The road to Texas A&M University via Dubai
Dubai. The mere mention of the city conjures images of expensive cars, gleaming glass towers and indoor ski slopes. Although Dubai's economy was originally built on oil, the spectacular growth witnessed in recent years reflects the emergence of a post-oil economy. According to Dr. Michael Ewers, assistant professor of geography, Dubai's post-oil aspirations are being emulated in various forms throughout the Arab Gulf States of Bahrain, Kuwait, Oman, Qatar, Saudi Arabia and the United Arab Emirates. While many are first drawn to the region's construction frenzy, fueled by a post-1998 oil boom, Dr. Ewers is instead drawn to what he says is an equally dynamic human landscape.
Ewers' research studies how the United Arab Emirates—of which Dubai is a part—and the other Gulf States have used their oil wealth to import the labor and knowledge needed to diversify their economies beyond oil. Today, the region is known as a key destination for international workers ranging from low-skill laborers from South Asia to high-paid Western engineers. Ewers says this trend is not new; it follows a pattern that began in the 1960s when the Gulf States became the world's dominant oil supplier. Ewers says that the ability to access global labor markets is both a great strength and a great weakness for the region. On one hand, the Gulf is able to use its oil money to attract the labor and knowledge it needs to meet its development goals. But on the other hand, the region has very young, fast-growing populations of local citizens with high levels of unemployment. Ewers questions the sustainability of these two trends. He claims that the key challenge for Gulf governments is to ensure that foreign knowledge being imported for economic development is transferred to local citizens.
Ewers was introduced to the Middle East when he joined the U.S. Marine Corps immediately after graduating high school. "I had initially wanted to go into the infantry, but the Marine Corps had other plans," Ewers says. "They gave me some tests and ended up sending me to the Defense Language Institute to train to become an Arabic linguist." After two years learning Arabic, which included intelligence training at Goodfellow Air Force Base in Texas, Ewers went on to Camp Lejeune, where he deployed with the 24th Marine Expeditionary Unit aboard the USS Nassau to the Mediterranean and Adriatic. After leaving the Marines, Ewers went for his undergraduate degree in Arabic at Ohio State University.
Ewers soon realized that he wanted to focus on more than just Arabic and decided to use his language skills as a tool to research real-world issues facing the region. Ewers says specializing in human geography taught him how to approach the Middle East in new ways, such as identifying phenomena common to the area, appreciating social and economic variation and recognizing regional aspects that were connected to global trends. "Geography can present a very powerful research framework in that regard," he says.

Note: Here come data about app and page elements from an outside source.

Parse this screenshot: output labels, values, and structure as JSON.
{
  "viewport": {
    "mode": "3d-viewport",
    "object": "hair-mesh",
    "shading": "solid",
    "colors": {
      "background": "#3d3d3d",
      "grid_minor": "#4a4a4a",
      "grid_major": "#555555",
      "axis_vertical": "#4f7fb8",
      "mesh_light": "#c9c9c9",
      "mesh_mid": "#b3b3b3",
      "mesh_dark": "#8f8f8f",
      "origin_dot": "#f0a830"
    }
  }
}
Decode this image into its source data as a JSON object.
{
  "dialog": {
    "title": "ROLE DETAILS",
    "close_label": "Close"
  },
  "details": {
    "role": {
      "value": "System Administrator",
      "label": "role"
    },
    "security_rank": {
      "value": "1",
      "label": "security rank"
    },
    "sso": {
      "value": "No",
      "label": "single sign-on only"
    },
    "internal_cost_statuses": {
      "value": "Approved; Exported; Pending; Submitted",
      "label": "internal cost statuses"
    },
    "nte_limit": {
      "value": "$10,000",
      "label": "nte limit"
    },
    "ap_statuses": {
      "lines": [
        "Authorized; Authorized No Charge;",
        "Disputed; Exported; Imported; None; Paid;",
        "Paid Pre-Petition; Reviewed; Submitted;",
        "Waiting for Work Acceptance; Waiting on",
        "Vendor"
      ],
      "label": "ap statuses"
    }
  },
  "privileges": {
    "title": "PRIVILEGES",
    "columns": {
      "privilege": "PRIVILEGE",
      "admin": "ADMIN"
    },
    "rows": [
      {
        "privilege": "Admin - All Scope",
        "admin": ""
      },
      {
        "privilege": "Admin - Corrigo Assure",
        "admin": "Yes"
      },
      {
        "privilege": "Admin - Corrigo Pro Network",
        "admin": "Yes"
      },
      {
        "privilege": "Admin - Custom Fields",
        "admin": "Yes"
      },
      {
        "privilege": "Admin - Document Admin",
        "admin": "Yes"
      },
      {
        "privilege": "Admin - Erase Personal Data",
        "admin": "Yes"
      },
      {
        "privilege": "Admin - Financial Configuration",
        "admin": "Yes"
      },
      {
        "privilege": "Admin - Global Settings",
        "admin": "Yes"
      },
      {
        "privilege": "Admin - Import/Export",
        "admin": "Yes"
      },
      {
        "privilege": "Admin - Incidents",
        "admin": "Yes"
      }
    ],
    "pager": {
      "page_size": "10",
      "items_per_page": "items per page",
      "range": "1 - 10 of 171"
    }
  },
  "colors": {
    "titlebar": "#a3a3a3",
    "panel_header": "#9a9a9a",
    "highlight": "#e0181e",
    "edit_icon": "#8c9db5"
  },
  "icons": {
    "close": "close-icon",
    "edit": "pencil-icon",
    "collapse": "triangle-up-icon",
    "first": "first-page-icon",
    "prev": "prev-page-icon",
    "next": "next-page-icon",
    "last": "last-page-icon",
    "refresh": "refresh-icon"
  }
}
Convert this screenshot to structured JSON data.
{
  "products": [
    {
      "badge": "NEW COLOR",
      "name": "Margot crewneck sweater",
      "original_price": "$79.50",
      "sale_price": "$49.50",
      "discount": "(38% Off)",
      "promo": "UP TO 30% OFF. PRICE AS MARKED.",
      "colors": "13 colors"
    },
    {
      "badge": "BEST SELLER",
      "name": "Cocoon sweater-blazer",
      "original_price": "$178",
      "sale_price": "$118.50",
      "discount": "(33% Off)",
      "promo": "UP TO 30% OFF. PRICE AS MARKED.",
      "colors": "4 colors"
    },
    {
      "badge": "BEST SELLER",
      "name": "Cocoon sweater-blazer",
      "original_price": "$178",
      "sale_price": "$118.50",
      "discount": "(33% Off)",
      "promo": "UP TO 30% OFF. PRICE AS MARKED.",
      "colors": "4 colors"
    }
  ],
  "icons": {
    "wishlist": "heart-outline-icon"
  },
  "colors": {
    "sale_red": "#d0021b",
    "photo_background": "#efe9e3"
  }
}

In 2008, Ewers traveled to the United Arab Emirates for a year as part of a Fulbright–Hays Doctoral Dissertation Research Abroad grant to conduct a survey and key-informant interviews with local and foreign corporations taking part in the Gulf's post-oil economic growth. He was in for a bit of a surprise, however. "I showed up there in the summer of 2008 when world oil prices reached record highs," Ewers says. But prices soon dropped from their July record of $140 a barrel to under $40 a barrel just five months later. "I witnessed an oil bust before my eyes right when I was there," he says. "I had to completely reevaluate the assumptions I held when I initially arrived in the region." The issue is what happens when there's another oil bust, Ewers says. "Are they really creating something new?" Even though the government has made investments, most of the region's local labor works in public sector bureaucracies, and much of the knowledge driving Gulf development is still held outside the region. Time will tell, Ewers says. "Long-term investments in education might take a long time to pay off."
One of the great things about the Fulbright–Hays grant, Ewers says, is that he could bring his family with him, which was a positive in the family-oriented Emirati culture. "I got to interact a lot more than I would have otherwise because I didn't look like just another worker from the US trying to get a piece of the pie in the Gulf," Ewers says. "It opened a lot of doors. There is so much hospitality in the Middle East, and the culture is incredibly family-focused."
His interests in economic geography and in the Middle East are what brought Ewers to Texas A&M. The fact that A&M has a campus in Qatar was one of the largest factors in his decision. Having offices and people from the university in the Middle East is better than having to start from scratch, Ewers says. The connections between Texas and the Arab Gulf States is another reason for choosing A&M. Companies from Texas have represented a major source of industrial knowledge for the Gulf States over the past four decades, and Ewers says A&M is a world center for oil and engineering expertise.
Ewers is currently writing papers from his dissertation research as well as embarking on his next research agenda. He says that teaching his undergraduate class on economic geography (Geog 304) is a good way to merge his research as an economic geographer with teaching. In the spring, he will add "The Geography of the Middle East" (Geog 320) to his repertoire. Ewers is still settling into his new surroundings. "It takes time to learn how things work at a new university, but the faculty and students here make that learning experience easy," he says.
Story by George Hale '99